#### Prompt
Would you return every entry, exactly as it is written?

#### Excerpted records
"""

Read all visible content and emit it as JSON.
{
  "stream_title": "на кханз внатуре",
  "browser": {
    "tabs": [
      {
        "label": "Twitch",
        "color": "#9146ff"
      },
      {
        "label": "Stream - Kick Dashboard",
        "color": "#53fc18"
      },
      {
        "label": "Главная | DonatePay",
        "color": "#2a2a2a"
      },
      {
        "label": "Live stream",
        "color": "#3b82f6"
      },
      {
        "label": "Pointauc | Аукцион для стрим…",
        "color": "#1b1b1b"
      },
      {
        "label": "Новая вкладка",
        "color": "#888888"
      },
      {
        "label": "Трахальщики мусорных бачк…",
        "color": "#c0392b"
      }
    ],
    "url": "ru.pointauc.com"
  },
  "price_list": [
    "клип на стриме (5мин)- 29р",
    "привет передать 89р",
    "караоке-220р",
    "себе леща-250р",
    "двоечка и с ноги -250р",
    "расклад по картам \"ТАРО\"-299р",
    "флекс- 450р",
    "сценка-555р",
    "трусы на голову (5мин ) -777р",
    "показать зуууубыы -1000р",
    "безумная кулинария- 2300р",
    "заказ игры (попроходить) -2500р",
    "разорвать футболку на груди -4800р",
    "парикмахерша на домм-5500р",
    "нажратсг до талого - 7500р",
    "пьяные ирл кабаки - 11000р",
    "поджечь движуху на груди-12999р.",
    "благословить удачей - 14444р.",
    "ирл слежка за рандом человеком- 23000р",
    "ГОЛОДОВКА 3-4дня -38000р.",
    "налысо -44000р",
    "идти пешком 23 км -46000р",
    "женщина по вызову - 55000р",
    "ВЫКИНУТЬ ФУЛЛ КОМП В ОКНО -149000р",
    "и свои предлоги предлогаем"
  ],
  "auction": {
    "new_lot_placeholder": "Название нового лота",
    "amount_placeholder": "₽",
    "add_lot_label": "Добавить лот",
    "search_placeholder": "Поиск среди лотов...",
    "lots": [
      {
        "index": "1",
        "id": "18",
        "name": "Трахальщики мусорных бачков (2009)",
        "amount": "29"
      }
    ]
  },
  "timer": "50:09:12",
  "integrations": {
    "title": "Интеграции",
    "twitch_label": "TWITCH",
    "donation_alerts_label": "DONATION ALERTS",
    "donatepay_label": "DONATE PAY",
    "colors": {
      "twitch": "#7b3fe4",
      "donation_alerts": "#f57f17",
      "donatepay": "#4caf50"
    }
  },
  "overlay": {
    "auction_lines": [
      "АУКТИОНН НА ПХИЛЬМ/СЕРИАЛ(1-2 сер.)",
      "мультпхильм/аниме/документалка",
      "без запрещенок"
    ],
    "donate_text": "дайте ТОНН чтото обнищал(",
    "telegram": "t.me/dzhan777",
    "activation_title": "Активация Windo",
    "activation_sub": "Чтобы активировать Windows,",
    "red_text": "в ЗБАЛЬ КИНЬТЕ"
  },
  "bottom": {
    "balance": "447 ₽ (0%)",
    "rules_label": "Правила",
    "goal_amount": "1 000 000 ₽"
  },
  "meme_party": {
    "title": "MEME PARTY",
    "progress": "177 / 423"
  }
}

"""

#### Exercise solution
Read all visible content and emit it as JSON.
{
  "stream_title": "на кханз внатуре",
  "browser": {
    "tabs": [
      {
        "label": "Twitch",
        "color": "#9146ff"
      },
      {
        "label": "Stream - Kick Dashboard",
        "color": "#53fc18"
      },
      {
        "label": "Главная | DonatePay",
        "color": "#2a2a2a"
      },
      {
        "label": "Live stream",
        "color": "#3b82f6"
      },
      {
        "label": "Pointauc | Аукцион для стрим…",
        "color": "#1b1b1b"
      },
      {
        "label": "Новая вкладка",
        "color": "#888888"
      },
      {
        "label": "Трахальщики мусорных бачк…",
        "color": "#c0392b"
      }
    ],
    "url": "ru.pointauc.com"
  },
  "price_list": [
    "клип на стриме (5мин)- 29р",
    "привет передать 89р",
    "караоке-220р",
    "себе леща-250р",
    "двоечка и с ноги -250р",
    "расклад по картам \"ТАРО\"-299р",
    "флекс- 450р",
    "сценка-555р",
    "трусы на голову (5мин ) -777р",
    "показать зуууубыы -1000р",
    "безумная кулинария- 2300р",
    "заказ игры (попроходить) -2500р",
    "разорвать футболку на груди -4800р",
    "парикмахерша на домм-5500р",
    "нажратсг до талого - 7500р",
    "пьяные ирл кабаки - 11000р",
    "поджечь движуху на груди-12999р.",
    "благословить удачей - 14444р.",
    "ирл слежка за рандом человеком- 23000р",
    "ГОЛОДОВКА 3-4дня -38000р.",
    "налысо -44000р",
    "идти пешком 23 км -46000р",
    "женщина по вызову - 55000р",
    "ВЫКИНУТЬ ФУЛЛ КОМП В ОКНО -149000р",
    "и свои предлоги предлогаем"
  ],
  "auction": {
    "new_lot_placeholder": "Название нового лота",
    "amount_placeholder": "₽",
    "add_lot_label": "Добавить лот",
    "search_placeholder": "Поиск среди лотов...",
    "lots": [
      {
        "index": "1",
        "id": "18",
        "name": "Трахальщики мусорных бачков (2009)",
        "amount": "29"
      }
    ]
  },
  "timer": "50:09:12",
  "integrations": {
    "title": "Интеграции",
    "twitch_label": "TWITCH",
    "donation_alerts_label": "DONATION ALERTS",
    "donatepay_label": "DONATE PAY",
    "colors": {
      "twitch": "#7b3fe4",
      "donation_alerts": "#f57f17",
      "donatepay": "#4caf50"
    }
  },
  "overlay": {
    "auction_lines": [
      "АУКТИОНН НА ПХИЛЬМ/СЕРИАЛ(1-2 сер.)",
      "мультпхильм/аниме/документалка",
      "без запрещенок"
    ],
    "donate_text": "дайте ТОНН чтото обнищал(",
    "telegram": "t.me/dzhan777",
    "activation_title": "Активация Windo",
    "activation_sub": "Чтобы активировать Windows,",
    "red_text": "в ЗБАЛЬ КИНЬТЕ"
  },
  "bottom": {
    "balance": "447 ₽ (0%)",
    "rules_label": "Правила",
    "goal_amount": "1 000 000 ₽"
  },
  "meme_party": {
    "title": "MEME PARTY",
    "progress": "177 / 423"
  }
}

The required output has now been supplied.